» **Web page and app entries**
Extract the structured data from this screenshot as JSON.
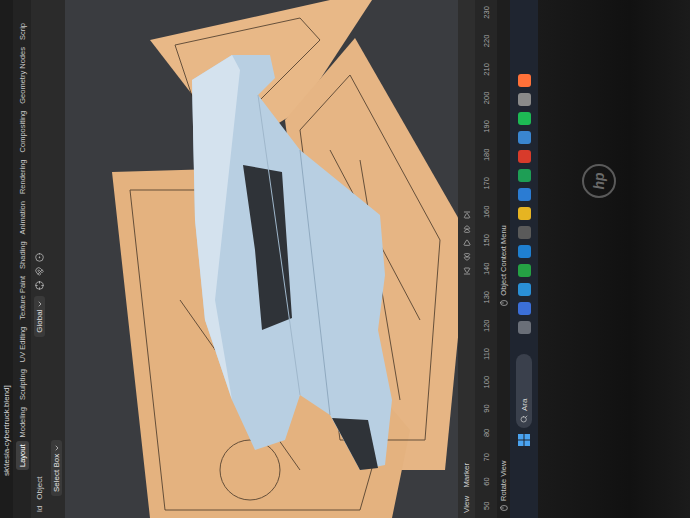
{
  "window": {
    "title": "sk\\tesla-cybertruck.blend]"
  },
  "workspace_tabs": [
    {
      "label": "Layout",
      "selected": true
    },
    {
      "label": "Modeling",
      "selected": false
    },
    {
      "label": "Sculpting",
      "selected": false
    },
    {
      "label": "UV Editing",
      "selected": false
    },
    {
      "label": "Texture Paint",
      "selected": false
    },
    {
      "label": "Shading",
      "selected": false
    },
    {
      "label": "Animation",
      "selected": false
    },
    {
      "label": "Rendering",
      "selected": false
    },
    {
      "label": "Compositing",
      "selected": false
    },
    {
      "label": "Geometry Nodes",
      "selected": false
    },
    {
      "label": "Scrip",
      "selected": false
    }
  ],
  "viewport_header": {
    "menus": [
      "ld",
      "Object"
    ],
    "orientation": "Global"
  },
  "tool_settings": {
    "tool": "Select Box"
  },
  "timeline": {
    "menus": [
      "View",
      "Marker"
    ],
    "ticks": [
      "50",
      "60",
      "70",
      "80",
      "90",
      "100",
      "110",
      "120",
      "130",
      "140",
      "150",
      "160",
      "170",
      "180",
      "190",
      "200",
      "210",
      "220",
      "230"
    ]
  },
  "status_bar": {
    "hints": [
      "Rotate View",
      "Object Context Menu"
    ]
  },
  "taskbar": {
    "search": {
      "placeholder": "Ara"
    },
    "apps": [
      {
        "color": "#6a6f78"
      },
      {
        "color": "#3b6fd8"
      },
      {
        "color": "#2a8fd6"
      },
      {
        "color": "#25a244"
      },
      {
        "color": "#1f7fd1"
      },
      {
        "color": "#5a5a5a"
      },
      {
        "color": "#e6b422"
      },
      {
        "color": "#2b7cd3"
      },
      {
        "color": "#1e9e55"
      },
      {
        "color": "#d83b2b"
      },
      {
        "color": "#3a86d0"
      },
      {
        "color": "#1db954"
      },
      {
        "color": "#8a8a8a"
      },
      {
        "color": "#ff7139"
      }
    ]
  },
  "bezel": {
    "logo": "hp"
  }
}
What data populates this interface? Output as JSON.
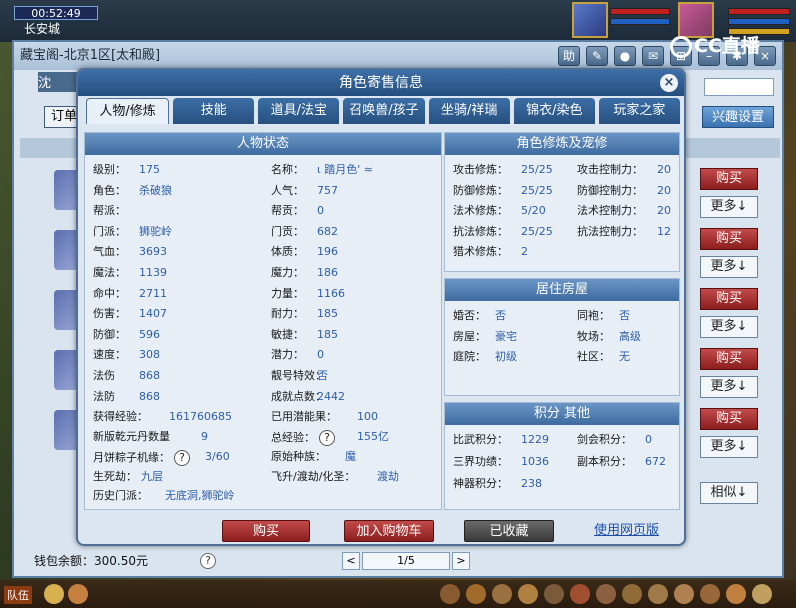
{
  "game": {
    "time": "00:52:49",
    "city": "长安城",
    "cc_label": "CC直播",
    "team": "队伍",
    "notify_count": "1"
  },
  "shop": {
    "title": "藏宝阁-北京1区[太和殿]",
    "help": "助",
    "tab_left": "沈",
    "order": "订单",
    "interest": "兴趣设置",
    "buy": "购买",
    "more": "更多↓",
    "similar": "相似↓",
    "wallet": "钱包余额：300.50元",
    "page": "1/5",
    "prev": "<",
    "next": ">",
    "question": "?"
  },
  "dialog": {
    "title": "角色寄售信息",
    "close": "×",
    "tabs": [
      "人物/修炼",
      "技能",
      "道具/法宝",
      "召唤兽/孩子",
      "坐骑/祥瑞",
      "锦衣/染色",
      "玩家之家"
    ],
    "status_title": "人物状态",
    "status_left": [
      {
        "k": "级别：",
        "v": "175"
      },
      {
        "k": "角色：",
        "v": "杀破狼"
      },
      {
        "k": "帮派：",
        "v": ""
      },
      {
        "k": "门派：",
        "v": "狮驼岭"
      },
      {
        "k": "气血：",
        "v": "3693"
      },
      {
        "k": "魔法：",
        "v": "1139"
      },
      {
        "k": "命中：",
        "v": "2711"
      },
      {
        "k": "伤害：",
        "v": "1407"
      },
      {
        "k": "防御：",
        "v": "596"
      },
      {
        "k": "速度：",
        "v": "308"
      },
      {
        "k": "法伤",
        "v": "868"
      },
      {
        "k": "法防",
        "v": "868"
      }
    ],
    "status_right": [
      {
        "k": "名称：",
        "v": "ι 踏月色' ≈"
      },
      {
        "k": "人气：",
        "v": "757"
      },
      {
        "k": "帮贡：",
        "v": "0"
      },
      {
        "k": "门贡：",
        "v": "682"
      },
      {
        "k": "体质：",
        "v": "196"
      },
      {
        "k": "魔力：",
        "v": "186"
      },
      {
        "k": "力量：",
        "v": "1166"
      },
      {
        "k": "耐力：",
        "v": "185"
      },
      {
        "k": "敏捷：",
        "v": "185"
      },
      {
        "k": "潜力：",
        "v": "0"
      },
      {
        "k": "靓号特效：",
        "v": "否"
      },
      {
        "k": "成就点数：",
        "v": "2442"
      }
    ],
    "extra_left": [
      {
        "k": "获得经验：",
        "v": "161760685"
      },
      {
        "k": "新版乾元丹数量",
        "v": "9"
      },
      {
        "k": "月饼粽子机缘：",
        "v": "3/60"
      },
      {
        "k": "生死劫：",
        "v": "九层"
      },
      {
        "k": "历史门派：",
        "v": "无底洞,狮驼岭"
      }
    ],
    "extra_right": [
      {
        "k": "已用潜能果：",
        "v": "100"
      },
      {
        "k": "总经验：",
        "v": "155亿"
      },
      {
        "k": "原始种族：",
        "v": "魔"
      },
      {
        "k": "飞升/渡劫/化圣：",
        "v": "渡劫"
      }
    ],
    "cultivation_title": "角色修炼及宠修",
    "cultivation_left": [
      {
        "k": "攻击修炼：",
        "v": "25/25"
      },
      {
        "k": "防御修炼：",
        "v": "25/25"
      },
      {
        "k": "法术修炼：",
        "v": "5/20"
      },
      {
        "k": "抗法修炼：",
        "v": "25/25"
      },
      {
        "k": "猎术修炼：",
        "v": "2"
      }
    ],
    "cultivation_right": [
      {
        "k": "攻击控制力：",
        "v": "20"
      },
      {
        "k": "防御控制力：",
        "v": "20"
      },
      {
        "k": "法术控制力：",
        "v": "20"
      },
      {
        "k": "抗法控制力：",
        "v": "12"
      }
    ],
    "house_title": "居住房屋",
    "house": [
      {
        "k": "婚否：",
        "v": "否"
      },
      {
        "k": "同袍：",
        "v": "否"
      },
      {
        "k": "房屋：",
        "v": "豪宅"
      },
      {
        "k": "牧场：",
        "v": "高级"
      },
      {
        "k": "庭院：",
        "v": "初级"
      },
      {
        "k": "社区：",
        "v": "无"
      }
    ],
    "score_title": "积分 其他",
    "score": [
      {
        "k": "比武积分：",
        "v": "1229"
      },
      {
        "k": "剑会积分：",
        "v": "0"
      },
      {
        "k": "三界功绩：",
        "v": "1036"
      },
      {
        "k": "副本积分：",
        "v": "672"
      },
      {
        "k": "神器积分：",
        "v": "238"
      }
    ],
    "buttons": {
      "buy": "购买",
      "add_cart": "加入购物车",
      "collected": "已收藏",
      "web": "使用网页版"
    }
  },
  "colors": {
    "accent": "#3e6ba0",
    "buy": "#a83030",
    "value": "#2e5ea8"
  }
}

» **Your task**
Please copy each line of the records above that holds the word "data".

» **Answer box**
Extract the structured data from this screenshot as JSON.
What data populates this interface? Output as JSON.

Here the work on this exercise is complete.